**WORK INSTRUCTIONS:**
What is needed is a copy of each line in the listing below that contains "true".
*** ENTRIES SHOWN Section Begins ***
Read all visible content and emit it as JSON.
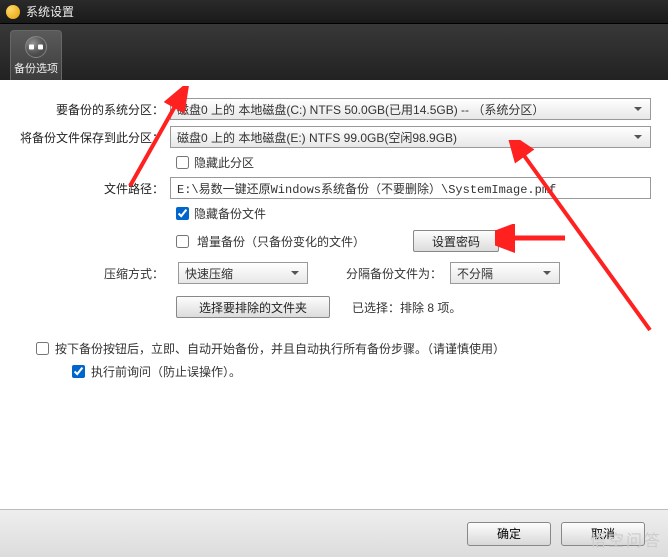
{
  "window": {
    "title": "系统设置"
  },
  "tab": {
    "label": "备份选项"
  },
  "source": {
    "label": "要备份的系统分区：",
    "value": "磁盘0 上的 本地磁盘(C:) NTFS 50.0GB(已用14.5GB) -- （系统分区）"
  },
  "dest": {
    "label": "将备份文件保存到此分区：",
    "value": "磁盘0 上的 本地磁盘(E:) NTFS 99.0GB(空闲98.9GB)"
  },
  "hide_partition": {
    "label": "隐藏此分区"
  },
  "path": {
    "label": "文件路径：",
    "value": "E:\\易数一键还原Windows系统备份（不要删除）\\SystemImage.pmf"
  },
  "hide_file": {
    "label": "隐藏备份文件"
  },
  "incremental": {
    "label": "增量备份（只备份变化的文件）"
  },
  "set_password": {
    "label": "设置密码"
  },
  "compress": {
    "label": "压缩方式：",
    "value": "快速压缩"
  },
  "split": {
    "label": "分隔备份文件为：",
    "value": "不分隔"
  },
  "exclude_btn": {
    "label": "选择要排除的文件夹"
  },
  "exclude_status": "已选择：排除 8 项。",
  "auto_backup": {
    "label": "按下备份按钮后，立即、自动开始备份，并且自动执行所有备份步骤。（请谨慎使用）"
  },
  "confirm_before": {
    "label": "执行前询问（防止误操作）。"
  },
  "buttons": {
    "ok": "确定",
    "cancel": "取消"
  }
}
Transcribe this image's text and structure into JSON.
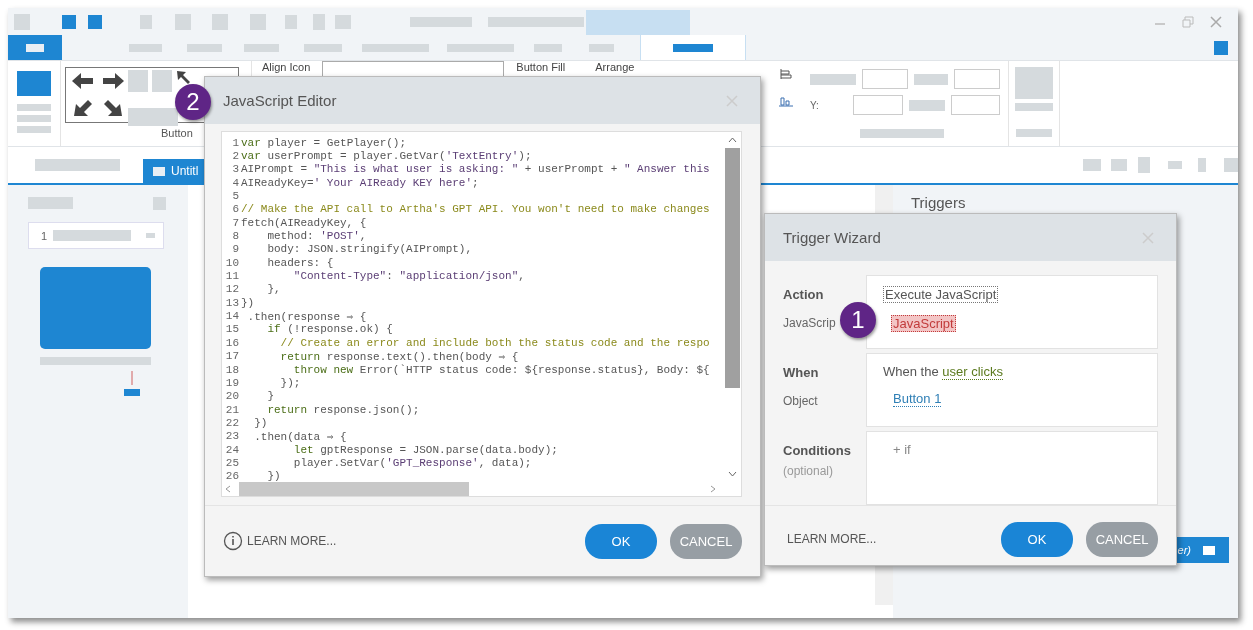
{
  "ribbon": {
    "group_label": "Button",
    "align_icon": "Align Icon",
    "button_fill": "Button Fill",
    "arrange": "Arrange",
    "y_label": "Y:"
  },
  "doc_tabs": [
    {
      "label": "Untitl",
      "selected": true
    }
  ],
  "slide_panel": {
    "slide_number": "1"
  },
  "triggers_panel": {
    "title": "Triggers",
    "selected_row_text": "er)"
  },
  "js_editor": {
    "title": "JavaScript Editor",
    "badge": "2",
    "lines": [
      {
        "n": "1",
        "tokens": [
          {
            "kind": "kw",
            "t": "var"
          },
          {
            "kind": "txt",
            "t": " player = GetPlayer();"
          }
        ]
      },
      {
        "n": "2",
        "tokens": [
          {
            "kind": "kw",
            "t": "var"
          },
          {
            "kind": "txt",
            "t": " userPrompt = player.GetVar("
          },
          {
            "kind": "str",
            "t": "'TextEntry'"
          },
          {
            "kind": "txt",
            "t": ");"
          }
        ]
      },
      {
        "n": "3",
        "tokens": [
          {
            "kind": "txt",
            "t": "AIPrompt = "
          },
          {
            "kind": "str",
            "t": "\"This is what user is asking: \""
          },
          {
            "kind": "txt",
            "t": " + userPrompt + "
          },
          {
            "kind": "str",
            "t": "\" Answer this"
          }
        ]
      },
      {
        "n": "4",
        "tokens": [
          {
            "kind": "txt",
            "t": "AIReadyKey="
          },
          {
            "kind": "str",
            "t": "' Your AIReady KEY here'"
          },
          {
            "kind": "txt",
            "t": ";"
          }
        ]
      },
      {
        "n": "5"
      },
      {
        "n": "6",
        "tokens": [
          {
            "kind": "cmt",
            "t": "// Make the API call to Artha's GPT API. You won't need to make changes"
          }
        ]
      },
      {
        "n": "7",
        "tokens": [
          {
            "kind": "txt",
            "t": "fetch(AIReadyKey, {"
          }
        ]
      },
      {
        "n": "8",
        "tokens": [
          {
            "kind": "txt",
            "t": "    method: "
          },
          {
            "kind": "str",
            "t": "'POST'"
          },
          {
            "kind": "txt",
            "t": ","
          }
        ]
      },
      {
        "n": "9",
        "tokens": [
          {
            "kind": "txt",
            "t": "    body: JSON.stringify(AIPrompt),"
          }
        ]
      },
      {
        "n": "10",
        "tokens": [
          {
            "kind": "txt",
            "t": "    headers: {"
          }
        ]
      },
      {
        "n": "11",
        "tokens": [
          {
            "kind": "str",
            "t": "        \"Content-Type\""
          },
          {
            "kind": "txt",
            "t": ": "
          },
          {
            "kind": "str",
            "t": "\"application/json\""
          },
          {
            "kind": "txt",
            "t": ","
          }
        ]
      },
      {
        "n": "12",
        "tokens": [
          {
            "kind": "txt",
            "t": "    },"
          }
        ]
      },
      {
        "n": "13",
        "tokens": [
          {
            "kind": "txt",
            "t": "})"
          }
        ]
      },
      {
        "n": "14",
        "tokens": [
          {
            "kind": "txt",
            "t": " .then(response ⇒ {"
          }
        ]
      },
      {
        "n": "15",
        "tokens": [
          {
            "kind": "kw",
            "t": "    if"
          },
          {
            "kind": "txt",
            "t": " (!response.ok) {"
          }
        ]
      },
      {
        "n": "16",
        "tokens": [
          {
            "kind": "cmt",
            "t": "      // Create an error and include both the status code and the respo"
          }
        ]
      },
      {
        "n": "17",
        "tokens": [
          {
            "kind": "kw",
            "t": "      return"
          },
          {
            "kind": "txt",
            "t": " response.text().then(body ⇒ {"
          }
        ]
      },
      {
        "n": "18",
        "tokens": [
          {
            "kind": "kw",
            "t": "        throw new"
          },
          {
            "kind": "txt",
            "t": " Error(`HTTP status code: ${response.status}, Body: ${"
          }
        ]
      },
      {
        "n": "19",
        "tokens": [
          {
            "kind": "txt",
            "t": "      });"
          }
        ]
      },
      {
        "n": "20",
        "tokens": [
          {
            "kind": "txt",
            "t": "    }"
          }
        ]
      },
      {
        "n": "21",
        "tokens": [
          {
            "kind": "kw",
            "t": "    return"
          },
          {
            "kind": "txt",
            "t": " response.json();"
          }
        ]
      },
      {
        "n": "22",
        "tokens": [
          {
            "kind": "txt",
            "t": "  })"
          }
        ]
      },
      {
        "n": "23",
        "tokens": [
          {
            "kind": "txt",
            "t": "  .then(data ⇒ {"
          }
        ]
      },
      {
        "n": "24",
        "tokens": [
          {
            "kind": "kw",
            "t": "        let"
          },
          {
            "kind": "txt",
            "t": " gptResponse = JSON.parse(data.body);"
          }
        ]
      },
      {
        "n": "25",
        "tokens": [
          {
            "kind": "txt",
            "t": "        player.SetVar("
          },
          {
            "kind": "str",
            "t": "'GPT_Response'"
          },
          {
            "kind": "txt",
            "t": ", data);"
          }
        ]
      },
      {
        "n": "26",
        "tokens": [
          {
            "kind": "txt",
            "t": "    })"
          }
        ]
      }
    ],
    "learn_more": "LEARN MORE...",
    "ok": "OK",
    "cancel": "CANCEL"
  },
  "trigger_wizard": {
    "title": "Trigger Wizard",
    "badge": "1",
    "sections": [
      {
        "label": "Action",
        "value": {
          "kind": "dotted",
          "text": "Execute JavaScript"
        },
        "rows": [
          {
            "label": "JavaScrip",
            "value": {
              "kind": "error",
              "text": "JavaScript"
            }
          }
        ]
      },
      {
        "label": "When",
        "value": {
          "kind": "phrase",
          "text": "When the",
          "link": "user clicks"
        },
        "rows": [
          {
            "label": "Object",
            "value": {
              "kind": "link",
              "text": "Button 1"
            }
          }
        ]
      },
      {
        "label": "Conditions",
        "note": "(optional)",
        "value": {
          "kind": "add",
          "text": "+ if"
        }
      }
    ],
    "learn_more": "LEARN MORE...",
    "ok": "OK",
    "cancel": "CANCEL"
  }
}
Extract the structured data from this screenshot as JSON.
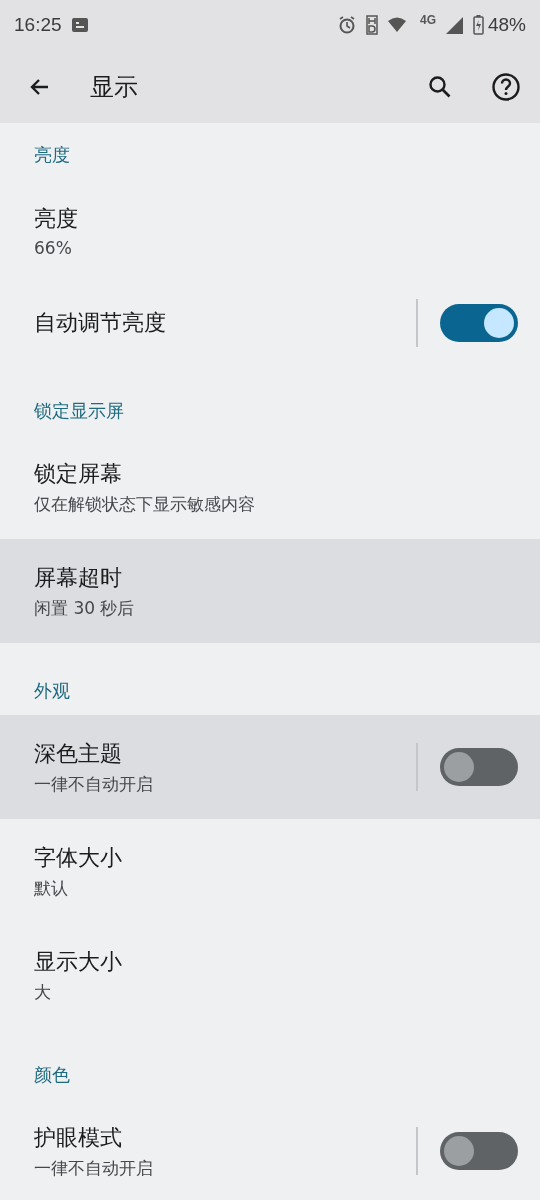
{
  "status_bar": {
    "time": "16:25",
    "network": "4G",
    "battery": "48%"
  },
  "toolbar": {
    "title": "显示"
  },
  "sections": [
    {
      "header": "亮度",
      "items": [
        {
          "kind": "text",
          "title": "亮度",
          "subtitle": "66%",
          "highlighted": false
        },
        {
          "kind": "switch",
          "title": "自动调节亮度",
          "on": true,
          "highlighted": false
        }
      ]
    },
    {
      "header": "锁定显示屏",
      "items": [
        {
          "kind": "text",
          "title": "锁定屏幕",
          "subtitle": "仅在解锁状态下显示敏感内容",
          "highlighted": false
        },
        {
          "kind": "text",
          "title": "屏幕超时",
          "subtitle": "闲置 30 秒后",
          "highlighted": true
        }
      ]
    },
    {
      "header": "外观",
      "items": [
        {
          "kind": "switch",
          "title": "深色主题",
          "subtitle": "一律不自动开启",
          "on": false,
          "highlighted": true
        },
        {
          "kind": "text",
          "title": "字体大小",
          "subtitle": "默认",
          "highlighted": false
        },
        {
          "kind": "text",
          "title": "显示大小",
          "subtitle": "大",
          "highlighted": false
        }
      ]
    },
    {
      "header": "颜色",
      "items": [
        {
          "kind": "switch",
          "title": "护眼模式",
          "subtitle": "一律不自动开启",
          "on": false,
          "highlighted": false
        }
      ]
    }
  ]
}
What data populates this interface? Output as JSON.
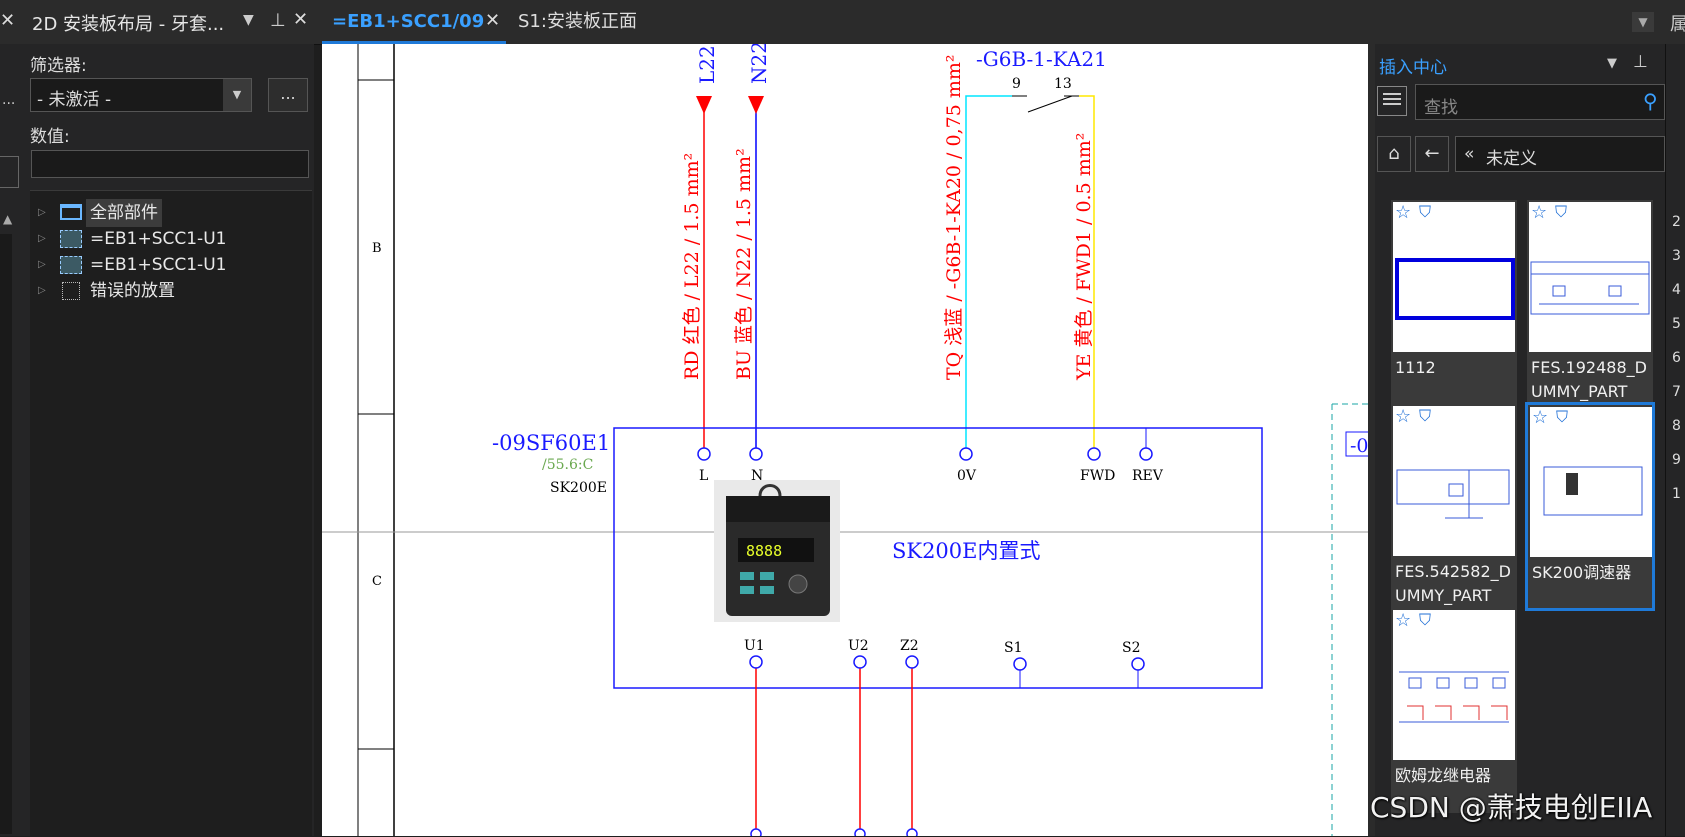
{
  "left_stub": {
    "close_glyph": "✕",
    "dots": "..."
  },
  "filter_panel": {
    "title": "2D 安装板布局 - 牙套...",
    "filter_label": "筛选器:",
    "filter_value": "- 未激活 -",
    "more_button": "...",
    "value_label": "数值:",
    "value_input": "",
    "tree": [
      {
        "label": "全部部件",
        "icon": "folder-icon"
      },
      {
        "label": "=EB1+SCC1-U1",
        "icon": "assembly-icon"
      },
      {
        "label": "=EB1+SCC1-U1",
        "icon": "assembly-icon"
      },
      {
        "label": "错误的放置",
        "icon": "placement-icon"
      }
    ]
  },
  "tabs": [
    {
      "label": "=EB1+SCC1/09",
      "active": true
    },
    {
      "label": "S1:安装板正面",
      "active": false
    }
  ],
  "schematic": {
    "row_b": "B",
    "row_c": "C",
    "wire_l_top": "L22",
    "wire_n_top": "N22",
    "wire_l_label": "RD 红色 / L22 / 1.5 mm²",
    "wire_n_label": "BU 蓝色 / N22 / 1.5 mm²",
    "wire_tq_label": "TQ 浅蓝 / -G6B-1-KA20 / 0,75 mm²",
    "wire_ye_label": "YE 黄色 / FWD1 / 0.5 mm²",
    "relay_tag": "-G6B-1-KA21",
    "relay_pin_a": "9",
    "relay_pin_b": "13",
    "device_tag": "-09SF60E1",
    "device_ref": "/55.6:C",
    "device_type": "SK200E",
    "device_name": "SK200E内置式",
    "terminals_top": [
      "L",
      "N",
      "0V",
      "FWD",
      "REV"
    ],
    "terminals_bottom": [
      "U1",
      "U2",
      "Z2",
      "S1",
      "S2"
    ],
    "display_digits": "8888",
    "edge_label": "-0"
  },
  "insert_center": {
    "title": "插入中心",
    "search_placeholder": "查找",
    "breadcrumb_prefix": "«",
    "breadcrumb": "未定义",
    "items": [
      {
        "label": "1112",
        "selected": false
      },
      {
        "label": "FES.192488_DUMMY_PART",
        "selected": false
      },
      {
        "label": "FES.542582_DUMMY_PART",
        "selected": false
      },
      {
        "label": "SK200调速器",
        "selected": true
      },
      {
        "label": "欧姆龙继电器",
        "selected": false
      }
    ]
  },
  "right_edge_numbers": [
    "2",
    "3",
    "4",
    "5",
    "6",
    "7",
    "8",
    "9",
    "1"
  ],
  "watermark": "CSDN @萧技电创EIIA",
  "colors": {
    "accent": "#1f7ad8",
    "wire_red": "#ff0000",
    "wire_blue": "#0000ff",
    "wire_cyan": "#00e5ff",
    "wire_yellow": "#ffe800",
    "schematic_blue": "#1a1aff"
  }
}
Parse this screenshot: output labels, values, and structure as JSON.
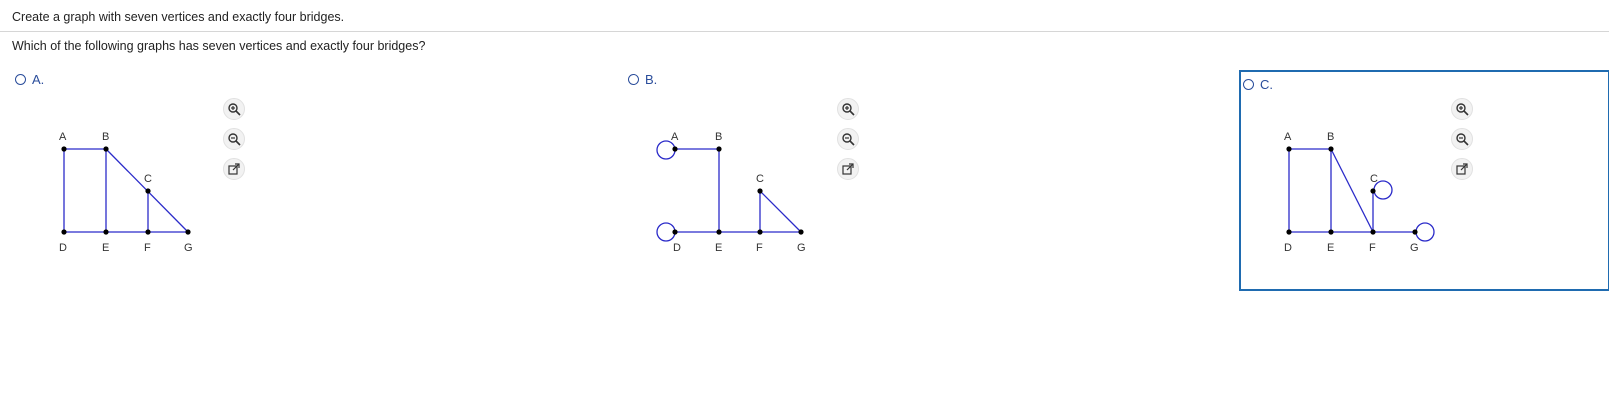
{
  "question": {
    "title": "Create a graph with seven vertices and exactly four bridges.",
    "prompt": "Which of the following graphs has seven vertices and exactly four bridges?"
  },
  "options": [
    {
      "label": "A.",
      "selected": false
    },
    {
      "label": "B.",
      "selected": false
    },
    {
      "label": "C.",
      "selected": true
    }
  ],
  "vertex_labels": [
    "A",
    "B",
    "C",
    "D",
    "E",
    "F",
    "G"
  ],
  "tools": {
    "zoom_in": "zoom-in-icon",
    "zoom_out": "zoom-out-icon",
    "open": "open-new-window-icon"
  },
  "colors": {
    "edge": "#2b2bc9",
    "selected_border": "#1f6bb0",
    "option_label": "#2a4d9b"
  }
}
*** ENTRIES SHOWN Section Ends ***
**RESULT FOR THIS EXERCISE:**
      "selected": true
          "on": true,
          "highlighted": true
          "highlighted": true
      "active": true
        "selected": true
      "selected": true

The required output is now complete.